Louis Rapiere, aka Tiger, is sent to Port-a-Pitre (French Guiana), to supervise the recovery of a treasure from a sunken ship. A group of revolutionaries pirates the ship and steals the treasure, intending to sell it to an international terrorist organization called Orchid. When Tiger arrives there, he demands that the French authorities arrest the revolutionaries, but trying to prevent a general strike, the police does nothing. The Tiger finds himself acting alone, in a paralyzed territory - as the revolutionaries incite the people to the general strike anyway - and competing against American, Russian, and German spies. Everybody is very interested in the treasure, a rare mineral with tremendous impact on arms development, now about to fall into the Orchid's clutches.
Did You Know?
After the success of his first venture into the spy-thriller genre, Code Name: Tiger
(1964), director Claude Chabrol

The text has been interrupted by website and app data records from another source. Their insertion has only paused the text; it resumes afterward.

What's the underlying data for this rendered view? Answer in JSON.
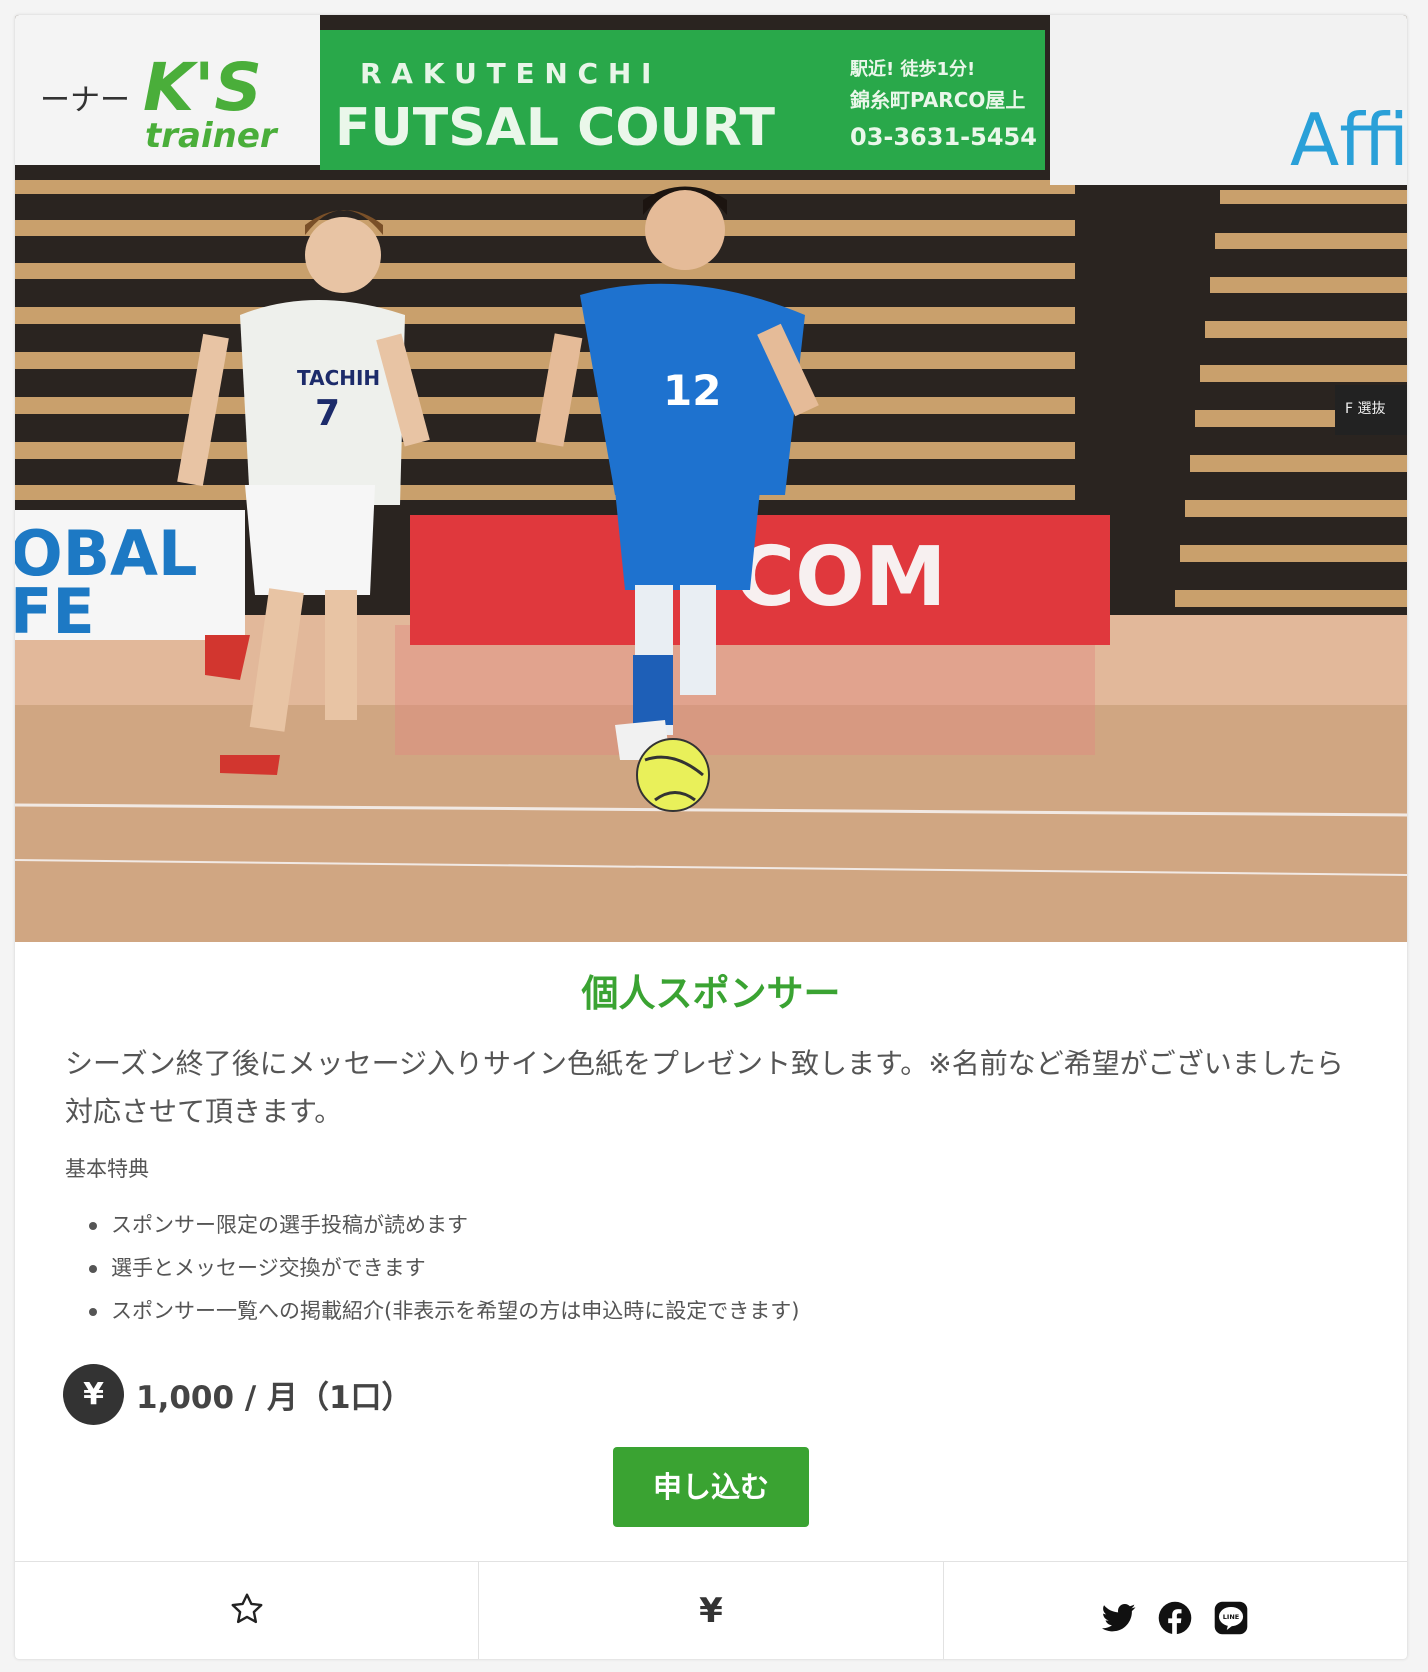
{
  "photo": {
    "alt": "futsal players on court",
    "banner_left_text": "ーナー",
    "banner_brand": "K'S",
    "banner_brand_sub": "trainer",
    "banner_center_top": "R A K U T E N C H I",
    "banner_center_main": "FUTSAL COURT",
    "banner_center_note1": "駅近! 徒歩1分!",
    "banner_center_note2": "錦糸町PARCO屋上",
    "banner_center_phone": "03-3631-5454",
    "banner_right_text": "Affi",
    "board_left_1": "OBAL",
    "board_left_2": "FE",
    "board_red": "COM",
    "player_blue_number": "12",
    "player_white_number": "7",
    "player_white_sponsor": "TACHIH",
    "scoreboard": "F 選抜"
  },
  "plan": {
    "title": "個人スポンサー",
    "description": "シーズン終了後にメッセージ入りサイン色紙をプレゼント致します。※名前など希望がございましたら対応させて頂きます。",
    "benefits_label": "基本特典",
    "benefits": [
      "スポンサー限定の選手投稿が読めます",
      "選手とメッセージ交換ができます",
      "スポンサー一覧への掲載紹介(非表示を希望の方は申込時に設定できます)"
    ],
    "currency_symbol": "¥",
    "price_text": "1,000 / 月（1口）",
    "apply_label": "申し込む"
  },
  "footer": {
    "yen_symbol": "¥",
    "icons": [
      "star-icon",
      "yen-icon",
      "twitter-icon",
      "facebook-icon",
      "line-icon"
    ]
  },
  "colors": {
    "accent": "#3aa332",
    "dark": "#333333"
  }
}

was invited to make another film in the same vein. That film was to be Le Tigre se parfume à la dynamite
(1965), it was intended to be more of a copy of the James Bond films which were hugely successful worldwide. The only difference was that Chabrol didn't have the resources compared to the likes that were availble to the Bond films, so rather than attempting a straight lift, he opted for something more on the lines of a spy parody, similar to Georges Lautner

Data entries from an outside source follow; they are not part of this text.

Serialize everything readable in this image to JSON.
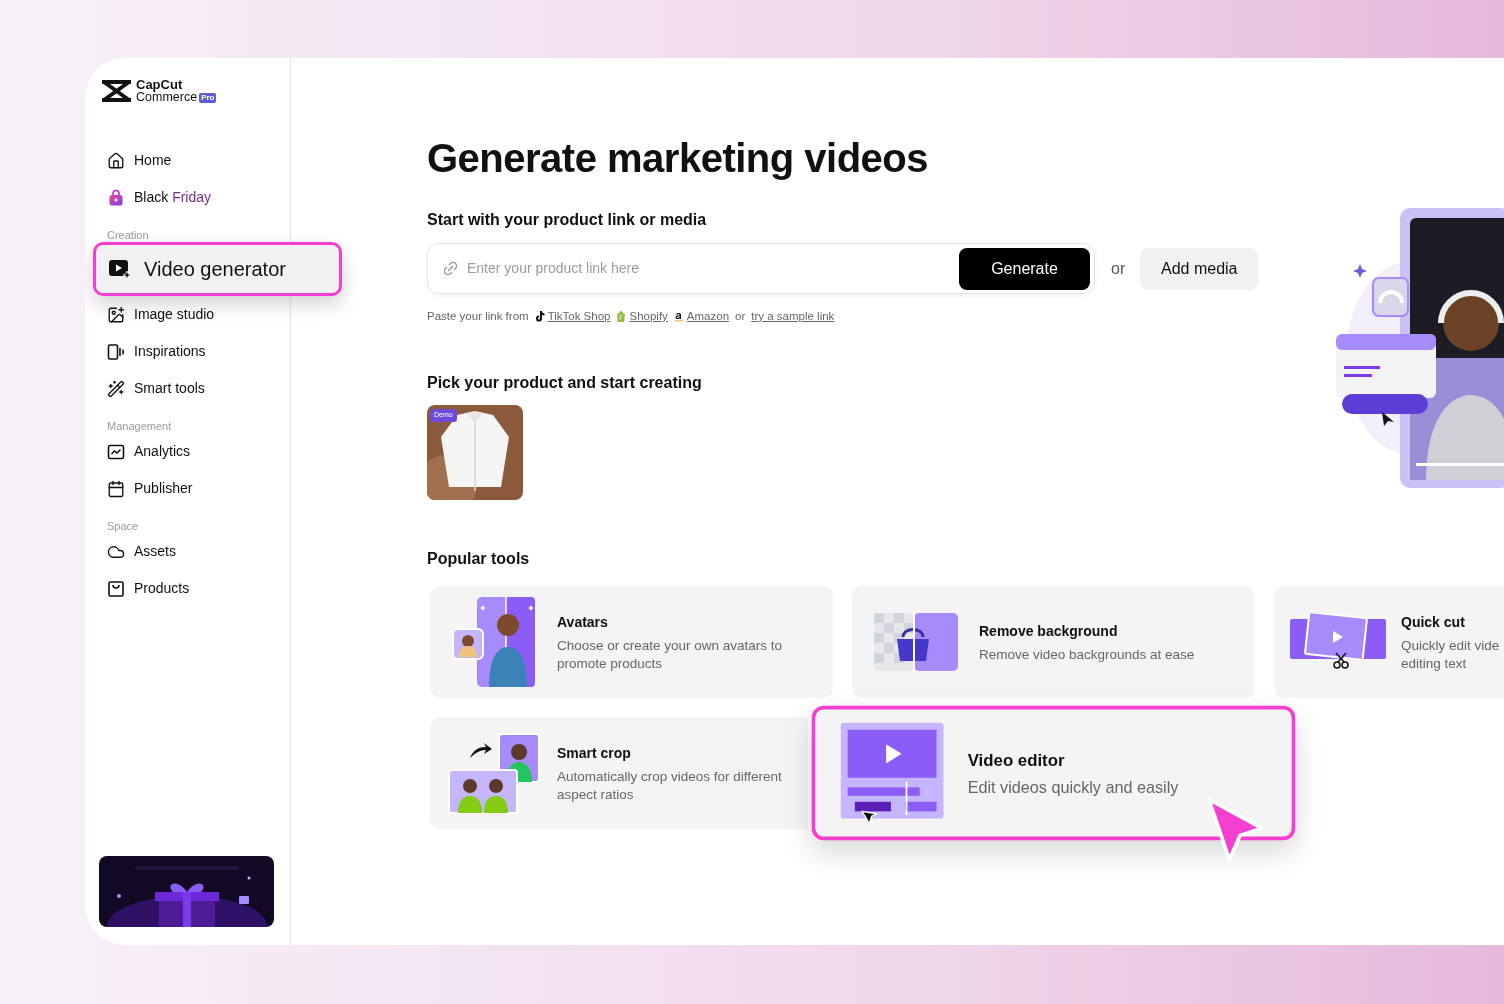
{
  "logo": {
    "name": "CapCut",
    "subtitle": "Commerce",
    "badge": "Pro"
  },
  "sidebar": {
    "sections": [
      {
        "items": [
          {
            "label": "Home",
            "selected": false
          },
          {
            "label": "Black",
            "accent": "Friday",
            "selected": false
          }
        ]
      },
      {
        "heading": "Creation",
        "items": [
          {
            "label": "Video generator",
            "selected": true
          },
          {
            "label": "Image studio",
            "selected": false
          },
          {
            "label": "Inspirations",
            "selected": false
          },
          {
            "label": "Smart tools",
            "selected": false
          }
        ]
      },
      {
        "heading": "Management",
        "items": [
          {
            "label": "Analytics",
            "selected": false
          },
          {
            "label": "Publisher",
            "selected": false
          }
        ]
      },
      {
        "heading": "Space",
        "items": [
          {
            "label": "Assets",
            "selected": false
          },
          {
            "label": "Products",
            "selected": false
          }
        ]
      }
    ]
  },
  "main": {
    "title": "Generate marketing videos",
    "link_section": {
      "heading": "Start with your product link or media",
      "input": {
        "placeholder": "Enter your product link here"
      },
      "generate_button": "Generate",
      "separator": "or",
      "add_media_button": "Add media",
      "hint": {
        "prefix": "Paste your link from",
        "sources": [
          {
            "label": "TikTok Shop"
          },
          {
            "label": "Shopify"
          },
          {
            "label": "Amazon"
          }
        ],
        "separator": "or",
        "sample_link": "try a sample link"
      }
    },
    "products": {
      "heading": "Pick your product and start creating",
      "items": [
        {
          "badge": "Demo"
        }
      ]
    },
    "tools": {
      "heading": "Popular tools",
      "items": [
        {
          "title": "Avatars",
          "description": [
            "Choose or create your own avatars to",
            "promote products"
          ],
          "highlighted": false
        },
        {
          "title": "Remove background",
          "description": [
            "Remove video backgrounds at ease"
          ],
          "highlighted": false
        },
        {
          "title": "Quick cut",
          "description": [
            "Quickly edit vide",
            "editing text"
          ],
          "highlighted": false
        },
        {
          "title": "Smart crop",
          "description": [
            "Automatically crop videos for different",
            "aspect ratios"
          ],
          "highlighted": false
        },
        {
          "title": "Video editor",
          "description": [
            "Edit videos quickly and easily"
          ],
          "highlighted": true
        }
      ]
    }
  }
}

's The Great Spy Chase
(1964) and Jean-Charles Dudrumet
's Killer Spy
(1965), a genre that was also proving to be popular at the time. See more
Follows Code Name: Tiger